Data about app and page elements
========================================
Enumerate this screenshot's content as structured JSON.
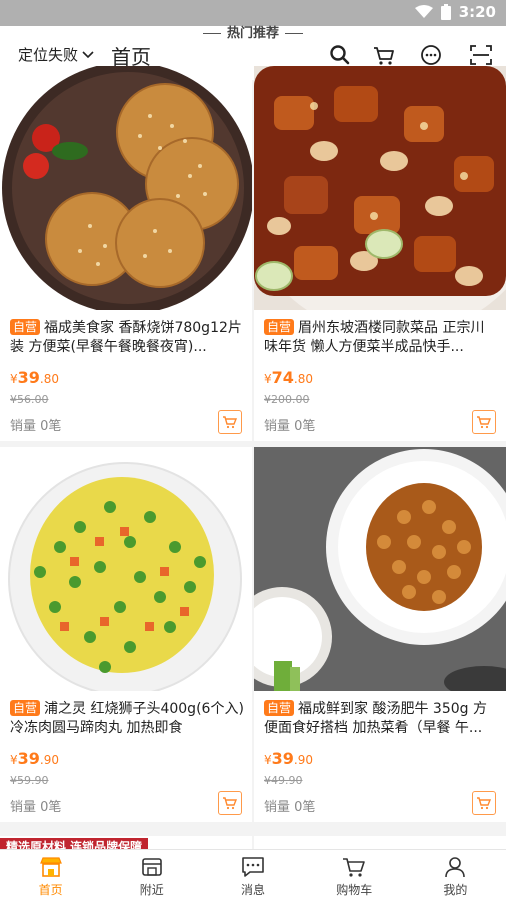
{
  "status_bar": {
    "time": "3:20"
  },
  "header": {
    "hot_label": "热门推荐",
    "location": "定位失败",
    "title": "首页"
  },
  "products": [
    {
      "tag": "自营",
      "name": "福成美食家 香酥烧饼780g12片装 方便菜(早餐午餐晚餐夜宵)...",
      "price_symbol": "¥",
      "price_int": "39",
      "price_dec": ".80",
      "original_price": "¥56.00",
      "sales": "销量 0笔"
    },
    {
      "tag": "自营",
      "name": "眉州东坡酒楼同款菜品 正宗川味年货 懒人方便菜半成品快手...",
      "price_symbol": "¥",
      "price_int": "74",
      "price_dec": ".80",
      "original_price": "¥200.00",
      "sales": "销量 0笔"
    },
    {
      "tag": "自营",
      "name": "浦之灵 红烧狮子头400g(6个入) 冷冻肉圆马蹄肉丸 加热即食",
      "price_symbol": "¥",
      "price_int": "39",
      "price_dec": ".90",
      "original_price": "¥59.90",
      "sales": "销量 0笔"
    },
    {
      "tag": "自营",
      "name": "福成鲜到家 酸汤肥牛 350g 方便面食好搭档 加热菜肴（早餐 午...",
      "price_symbol": "¥",
      "price_int": "39",
      "price_dec": ".90",
      "original_price": "¥49.90",
      "sales": "销量 0笔"
    }
  ],
  "partial_banner": "精选原材料 连锁品牌保障",
  "tabs": [
    {
      "label": "首页",
      "icon": "shop-icon"
    },
    {
      "label": "附近",
      "icon": "nearby-icon"
    },
    {
      "label": "消息",
      "icon": "message-icon"
    },
    {
      "label": "购物车",
      "icon": "cart-icon"
    },
    {
      "label": "我的",
      "icon": "profile-icon"
    }
  ],
  "colors": {
    "accent": "#ff7a1a",
    "active_tab": "#ff8a00"
  }
}
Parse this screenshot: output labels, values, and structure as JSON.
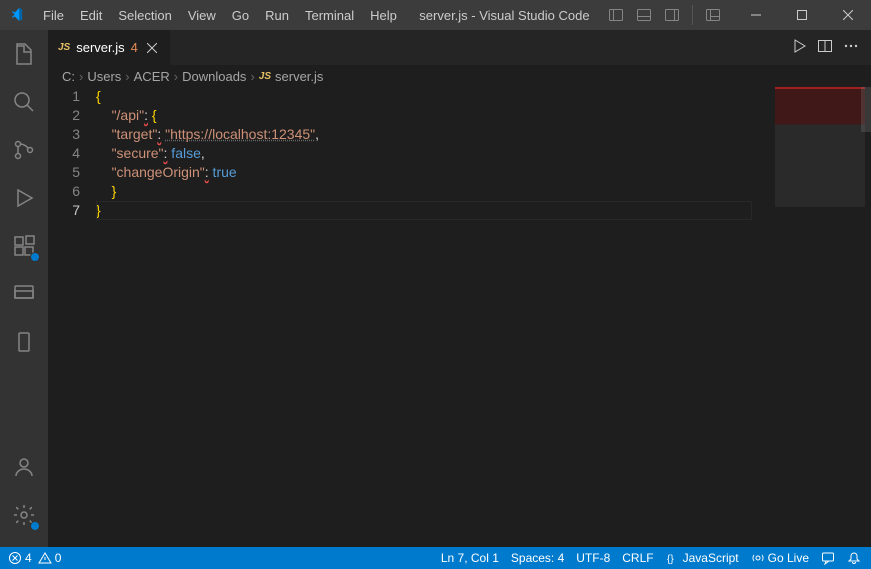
{
  "titlebar": {
    "menus": [
      "File",
      "Edit",
      "Selection",
      "View",
      "Go",
      "Run",
      "Terminal",
      "Help"
    ],
    "title": "server.js - Visual Studio Code"
  },
  "tabs": {
    "file_icon": "JS",
    "file_name": "server.js",
    "problems_badge": "4"
  },
  "breadcrumbs": {
    "parts": [
      "C:",
      "Users",
      "ACER",
      "Downloads"
    ],
    "file_icon": "JS",
    "file": "server.js"
  },
  "code": {
    "line_numbers": [
      "1",
      "2",
      "3",
      "4",
      "5",
      "6",
      "7"
    ],
    "current_line_index": 6,
    "l1_brace": "{",
    "l2_key": "\"/api\"",
    "l2_colon": ":",
    "l2_brace": " {",
    "l3_key": "\"target\"",
    "l3_colon": ":",
    "l3_val": "\"https://localhost:12345\"",
    "l3_comma": ",",
    "l4_key": "\"secure\"",
    "l4_colon": ":",
    "l4_val": " false",
    "l4_comma": ",",
    "l5_key": "\"changeOrigin\"",
    "l5_colon": ":",
    "l5_val": " true",
    "l6_brace": "}",
    "l7_brace": "}"
  },
  "statusbar": {
    "errors": "4",
    "warnings": "0",
    "ln_col": "Ln 7, Col 1",
    "spaces": "Spaces: 4",
    "encoding": "UTF-8",
    "eol": "CRLF",
    "language": "JavaScript",
    "go_live": "Go Live"
  }
}
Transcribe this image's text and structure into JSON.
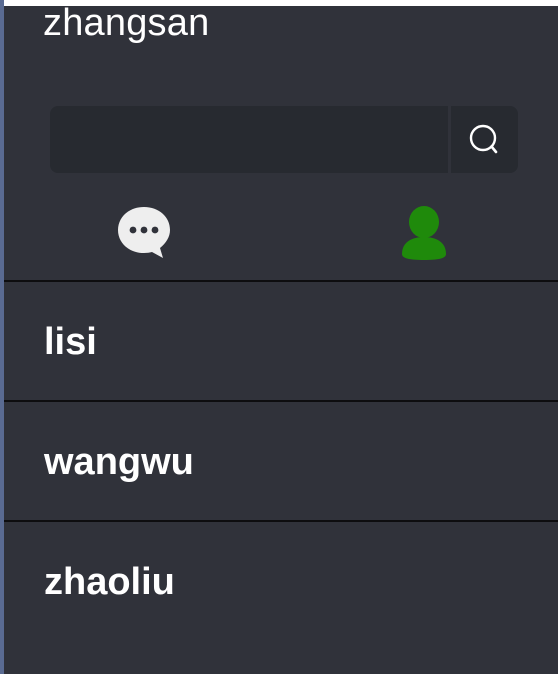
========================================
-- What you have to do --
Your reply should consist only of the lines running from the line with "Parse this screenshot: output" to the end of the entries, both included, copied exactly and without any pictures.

-- Expected answer --
Parse this screenshot: output labels, values, and structure as JSON.
{
  "titlebar": {
    "menus": [
      "File",
      "Edit",
      "Selection",
      "View",
      "Go",
      "Run",
      "Terminal",
      "Help"
    ],
    "title": "server.js - Visual Studio Code"
  },
  "tabs": {
    "file_icon": "JS",
    "file_name": "server.js",
    "problems_badge": "4"
  },
  "breadcrumbs": {
    "parts": [
      "C:",
      "Users",
      "ACER",
      "Downloads"
    ],
    "file_icon": "JS",
    "file": "server.js"
  },
  "code": {
    "line_numbers": [
      "1",
      "2",
      "3",
      "4",
      "5",
      "6",
      "7"
    ],
    "current_line_index": 6,
    "l1_brace": "{",
    "l2_key": "\"/api\"",
    "l2_colon": ":",
    "l2_brace": " {",
    "l3_key": "\"target\"",
    "l3_colon": ":",
    "l3_val": "\"https://localhost:12345\"",
    "l3_comma": ",",
    "l4_key": "\"secure\"",
    "l4_colon": ":",
    "l4_val": " false",
    "l4_comma": ",",
    "l5_key": "\"changeOrigin\"",
    "l5_colon": ":",
    "l5_val": " true",
    "l6_brace": "}",
    "l7_brace": "}"
  },
  "statusbar": {
    "errors": "4",
    "warnings": "0",
    "ln_col": "Ln 7, Col 1",
    "spaces": "Spaces: 4",
    "encoding": "UTF-8",
    "eol": "CRLF",
    "language": "JavaScript",
    "go_live": "Go Live"
  }
}
Transcribe this image's text and structure into JSON.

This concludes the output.